Our Gathering is bigger than that. Perhaps, a good portion would just not play Magic anymore and enjoy other hobbies with their friends.

It's time to reevaluate our relationship with Magic

As I mentioned at the start of the article, there is no better time than now to reevaluate our relationship with Magic: The Gathering.

Wizards/Hasbro looked at us and decided we weren't worth their inclusion and localization investment after nearly 29 years of support. For practical purposes, they excluded many future players from our region, making it impossible for them to learn about the game. Possibly, they sealed the fate of a future world champion who will never have their moment of glory.

So, it's time to look at Magic and Wizards/Hasbro and consider whether they're worth our time and money. This is a personal analysis and, preferably, done through logic rather than emotions to understand how much the company's recent decisions affect you and your values.

If you want to continue playing in english, go ahead. I believe many others will do the same, and you will continue participating in events, having fun at Commander tables, or even winning tournaments, regardless of the language your cards are in.

On the other hand, if you consider this company's stance unrespectful and no longer want to play Magic, look for another hobby and/or TCG who provides more support for Brazil and enjoy it. Pokémon, for example, is published in Portuguese, and its internal production makes it much more accessible while having a great competitive support.

There is no “right or wrong” in how to approach our relationship with Wizards and Magic going forward. It's a question of values and considering how beneficial it is for each person to continue playing and following the news surrounding this brand.

In the end, when the dust settles, I just hope we don't end up harboring hatred towards each other for the way we decided to maintain or end this long-term relationship.



The last time I wrote about this topic, my conclusion was optimistic: “Magic has survived nearly two decades without community management, and as long as we support local stores, we can continue to cultivate healthy communities.”

Well, Brazil has never experienced a lack of Magic localization in almost three decades.

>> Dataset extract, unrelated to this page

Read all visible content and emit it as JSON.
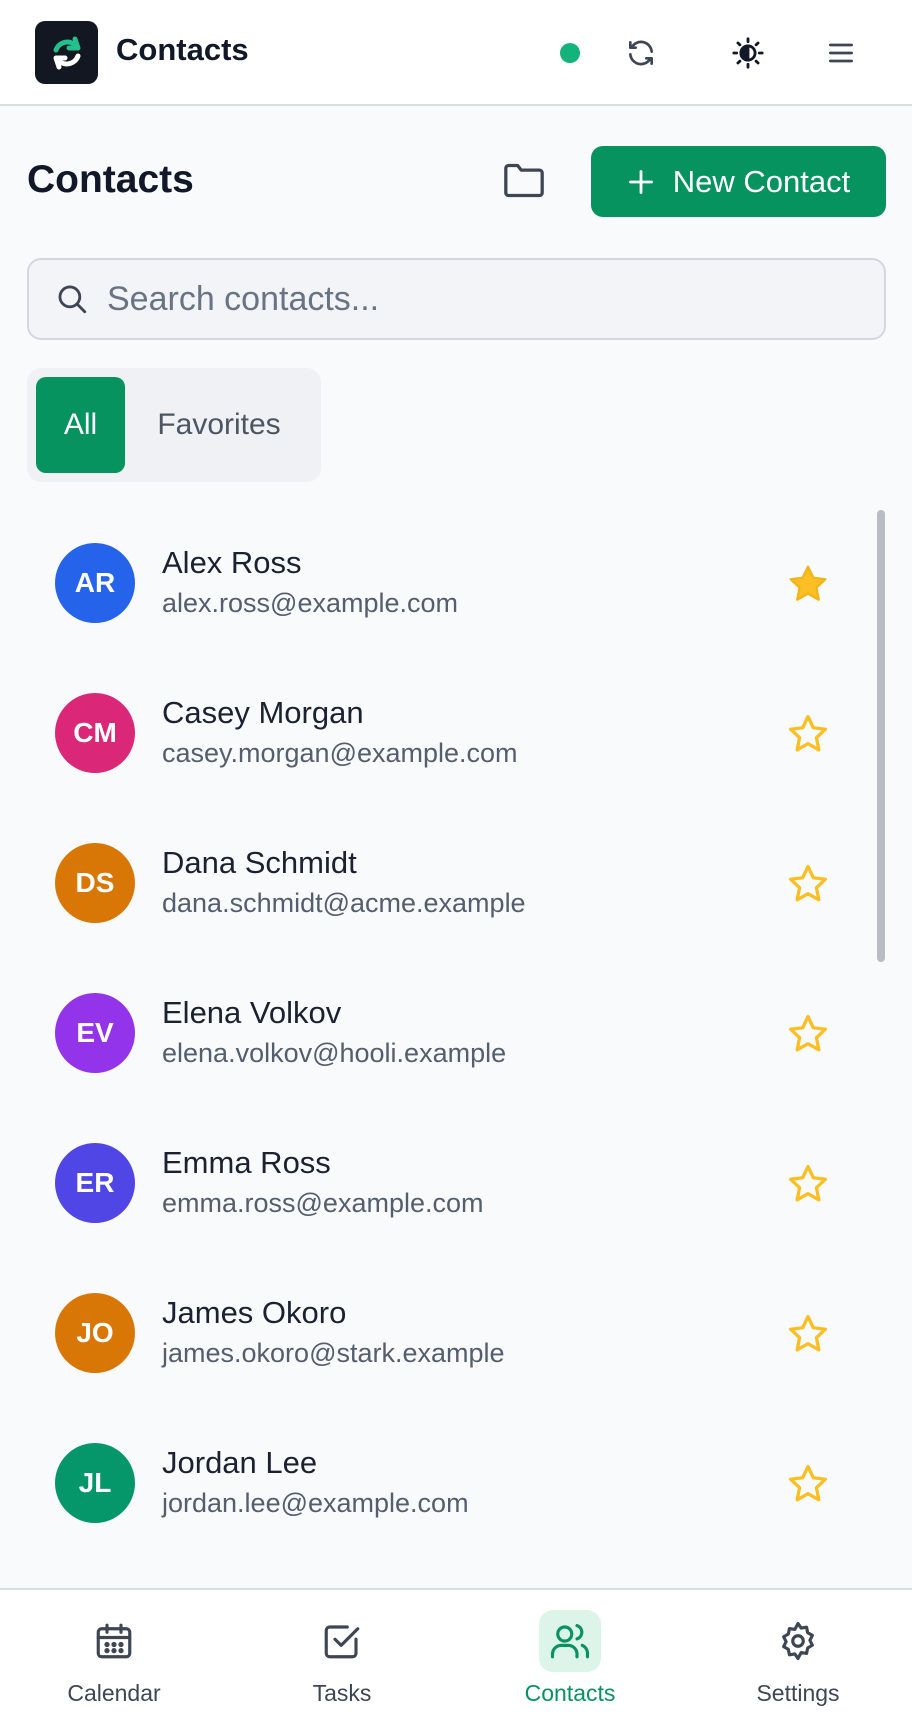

There is no precedent for what happens from now on, and the community is certainly taking a huge hit in its potential for growth and inclusion of new players.

It seems exaggerated to say this is the end of Magic in Brazil. It's not, not because of a lack of audience. At least, that doesn't sound like the biggest concern for the game's future at the moment.

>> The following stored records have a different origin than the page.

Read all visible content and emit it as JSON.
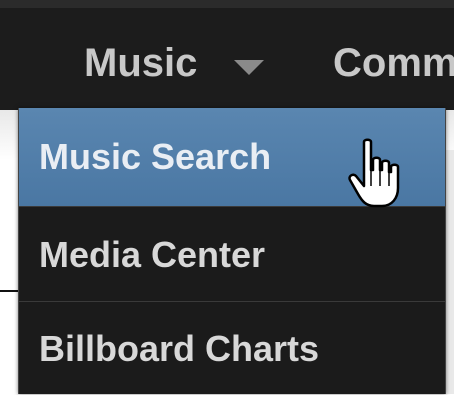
{
  "nav": {
    "music_label": "Music",
    "next_label": "Comm",
    "caret_icon": "caret-down-icon"
  },
  "dropdown": {
    "items": [
      {
        "label": "Music Search",
        "state": "hover"
      },
      {
        "label": "Media Center"
      },
      {
        "label": "Billboard Charts"
      }
    ]
  },
  "colors": {
    "nav_bg": "#1c1c1c",
    "menu_bg": "#1b1b1b",
    "hover_bg": "#4f7ca8",
    "text": "#d8d8d8"
  },
  "cursor_icon": "hand-pointer-icon"
}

I am concerned about the lack of long-term support and its potential to take the game to even more inaccessible levels, the lack of support for local stores at a difficult time when they have become our only voice in the face of the lack of integrated communication and the uncertainty in whether our country will continue to have representation in major competitive events through RCs.

I'm concerned about Hasbro's mistakes in turning Wizards into a gold mine and trying to get the most out of its products to the point of causing consumer fatigue, and how this affects our community both localization and financial aspects, motivating fewer players to consume the products, consequently making us lose more space and have less product availability.

I'm worried about the signs of how our region always requires much more effort to achieve simple things inside and outside this game, how this situation is reflected in the feeling of being worthless to the world when compared to the global north.

It worries me how, many centuries later, it still feels like we haven't freed ourselves from the shackles and pre-established rules in geopolitical relationships between the colonized and the colonizers.

Ultimately, it concerns me how Magic: The Gathering, a game aiming to become so inclusive, has decided not to include us.

Thanks for reading.